There is no written evidence that can be used as provenance for the famous and enigmatic Voynich Manuscript. Although it is claimed that certain 17th century mentions of a manuscript are the Voynich, on close examination these fail to satisfy the most basic standards of proof that the work existed back then.
This claimed provenance is in a small selection of 17th century letters to and from the Jesuit Polymath, Athanasius Kircher. These include mentions of a mysterious, unintelligible manuscript. From them, we learn that a Georg Baresch is the first assumed owner of the manuscript they describe. But these descriptions do not actually come close to identifying it as the Voynich Manuscript…
Moreover the proposed provenance is suspicious.

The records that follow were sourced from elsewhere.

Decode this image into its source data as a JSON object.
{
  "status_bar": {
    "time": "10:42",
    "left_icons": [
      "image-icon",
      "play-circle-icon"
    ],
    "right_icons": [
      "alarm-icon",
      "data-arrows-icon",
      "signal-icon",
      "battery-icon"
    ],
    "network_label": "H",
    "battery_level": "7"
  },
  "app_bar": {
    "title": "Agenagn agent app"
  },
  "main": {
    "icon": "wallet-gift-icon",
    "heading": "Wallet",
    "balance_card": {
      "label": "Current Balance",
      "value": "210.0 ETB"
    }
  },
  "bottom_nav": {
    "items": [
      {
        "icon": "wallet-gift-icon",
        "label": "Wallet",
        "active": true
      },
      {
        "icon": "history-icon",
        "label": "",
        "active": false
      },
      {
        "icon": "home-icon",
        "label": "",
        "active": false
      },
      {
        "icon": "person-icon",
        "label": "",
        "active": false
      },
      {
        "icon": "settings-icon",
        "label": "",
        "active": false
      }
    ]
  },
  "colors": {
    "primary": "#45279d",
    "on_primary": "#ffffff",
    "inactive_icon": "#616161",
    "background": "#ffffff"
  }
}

Voynich claimed to have found the Cipher Ms. in a “castle in Southern Europe”, and an “Austrian Castle”, and later, the Villa Mondragone in Frascati.
2. Voynich possessed sufficient materials to forge it. Immediately before the appearance of the manuscript, Voynich purchased the Liberia Franceschini, which consisted of:
over one half a million books, maps, pamplets and incuncubilia…Voynich could have had access to much unused, blank parchment…It would have taken just one blank ledger in that vast archive of unknown content to create a “Voynich” Ms.
Voynich sold at least one (known) forgery, the Columbus Miniature. It is considered by some a “Spanish Forger” work, but is also sometimes attributed to another unknown forger or shop.
For his own part, Voynich was “a trained chemist.” His friend, the spy Sidney Reilly, “took a book on mixing medieval inks out of the Cambridge library.”
And finally, there are anachronisms in both the subject matter and the physical binding of the manuscript. I urge anyone interested in literary mysteries to read Mr. SantaColoma’s scholarship at the blog linked above.